Tags » Berlin Film Festival
A bullheaded teenage girl growing up in the concrete sprawl of the Balata Refugee Camp in Nablus trains to become a police officer with the Palestinian Security Forces in Canadian director Christy Garland’s “What Walaa Wants.” Shot over five years, from the time Walaa Khaled Fawzy Tanji’s mother Latifa is released from an Israeli prison, to the moment the mature young woman is working her first job, the documentary is a classic slice-of-life coming-of-age story in which audiences trace Walaa’s trajectory from troublemaker to focused adult. 500 more words
Anthropologist-turned-filmmaker Luiz Bolognesi elegantly straddles the line between documentary and fiction in “Ex-Shaman,” a beautifully composed look at a member of Brazil’s Pater Surui tribe whose training as a shaman has ostensibly made him redundant. 633 more words
Music Box Films has acquired U.S. rights to Pernille Fischer Christensen’s “Becoming Astrid” from TrustNordisk.
The film, which had its world premiere at the Berlin Film Festival, chronicles the young life of world renowned children’s author Astrid Lindgren, and sheds light on the events and influences that shaped her to become a successful writer, the creator of child heroine Pippi Longstocking. 147 more words
Music Box Films has struck a deal with Scandi sales dynamo TrustNordisk for U.S. rights to Pernille Fischer Christensen’s Berlin biopic Becoming Astrid. The well-received drama charts the early years of renowned children’s author Astrid Lindgren, who went on to write the best-selling Pippi Longstocking stories. 236 more words
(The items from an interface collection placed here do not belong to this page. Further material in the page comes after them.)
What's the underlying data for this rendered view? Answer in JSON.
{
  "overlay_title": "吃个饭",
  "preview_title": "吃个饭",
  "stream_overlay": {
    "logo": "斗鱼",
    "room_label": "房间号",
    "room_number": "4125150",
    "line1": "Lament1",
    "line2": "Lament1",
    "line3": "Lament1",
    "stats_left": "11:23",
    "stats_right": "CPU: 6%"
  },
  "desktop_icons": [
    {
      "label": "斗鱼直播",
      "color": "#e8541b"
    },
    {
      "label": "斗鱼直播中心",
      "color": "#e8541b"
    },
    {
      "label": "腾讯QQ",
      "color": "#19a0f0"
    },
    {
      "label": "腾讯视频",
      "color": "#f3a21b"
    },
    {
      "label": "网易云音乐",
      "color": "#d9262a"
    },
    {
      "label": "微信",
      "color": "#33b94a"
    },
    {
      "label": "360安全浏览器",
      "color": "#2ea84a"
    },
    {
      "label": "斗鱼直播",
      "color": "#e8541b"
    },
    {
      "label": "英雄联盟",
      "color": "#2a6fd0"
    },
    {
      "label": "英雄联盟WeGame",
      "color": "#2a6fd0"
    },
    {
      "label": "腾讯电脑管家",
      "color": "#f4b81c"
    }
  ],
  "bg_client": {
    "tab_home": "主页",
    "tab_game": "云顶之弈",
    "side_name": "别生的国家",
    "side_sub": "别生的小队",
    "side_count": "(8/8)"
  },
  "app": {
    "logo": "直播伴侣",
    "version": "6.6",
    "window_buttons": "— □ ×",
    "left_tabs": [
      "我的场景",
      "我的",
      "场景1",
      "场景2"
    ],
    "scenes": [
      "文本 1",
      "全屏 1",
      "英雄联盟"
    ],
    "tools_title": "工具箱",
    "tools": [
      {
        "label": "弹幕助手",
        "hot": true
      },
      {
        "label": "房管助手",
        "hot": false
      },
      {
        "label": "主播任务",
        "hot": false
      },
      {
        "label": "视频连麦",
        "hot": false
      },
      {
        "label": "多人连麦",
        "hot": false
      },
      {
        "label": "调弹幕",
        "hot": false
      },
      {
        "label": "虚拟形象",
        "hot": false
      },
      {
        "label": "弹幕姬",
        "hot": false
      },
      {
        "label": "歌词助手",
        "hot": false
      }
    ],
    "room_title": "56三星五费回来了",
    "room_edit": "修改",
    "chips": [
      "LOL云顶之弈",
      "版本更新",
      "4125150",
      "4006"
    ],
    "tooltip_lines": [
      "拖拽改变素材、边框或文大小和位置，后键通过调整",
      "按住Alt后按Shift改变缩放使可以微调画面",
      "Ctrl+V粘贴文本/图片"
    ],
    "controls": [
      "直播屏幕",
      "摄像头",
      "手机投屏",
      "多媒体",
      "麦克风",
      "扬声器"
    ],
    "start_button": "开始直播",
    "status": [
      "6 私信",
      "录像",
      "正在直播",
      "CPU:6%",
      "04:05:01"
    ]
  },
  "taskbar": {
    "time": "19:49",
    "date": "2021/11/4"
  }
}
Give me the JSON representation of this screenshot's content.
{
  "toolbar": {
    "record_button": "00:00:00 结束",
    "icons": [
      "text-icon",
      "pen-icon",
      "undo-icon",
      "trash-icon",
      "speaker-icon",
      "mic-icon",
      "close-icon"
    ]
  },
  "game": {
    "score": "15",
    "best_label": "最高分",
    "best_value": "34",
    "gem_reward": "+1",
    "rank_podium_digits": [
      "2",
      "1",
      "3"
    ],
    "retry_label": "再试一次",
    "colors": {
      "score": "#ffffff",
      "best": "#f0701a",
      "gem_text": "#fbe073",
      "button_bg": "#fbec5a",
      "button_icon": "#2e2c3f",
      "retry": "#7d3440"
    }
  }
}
For laugh-out-loud bad line of the year, it will be hard to top “I’m garbage. And garbage knows its place.” Were it spoken with an iota of camp, then much could be forgiven, but “Garbage” is tiresome torture porn disguised as a femme-empowering revenge thriller, convinced it’s saying deep things about contemporary Indian society. 609 more words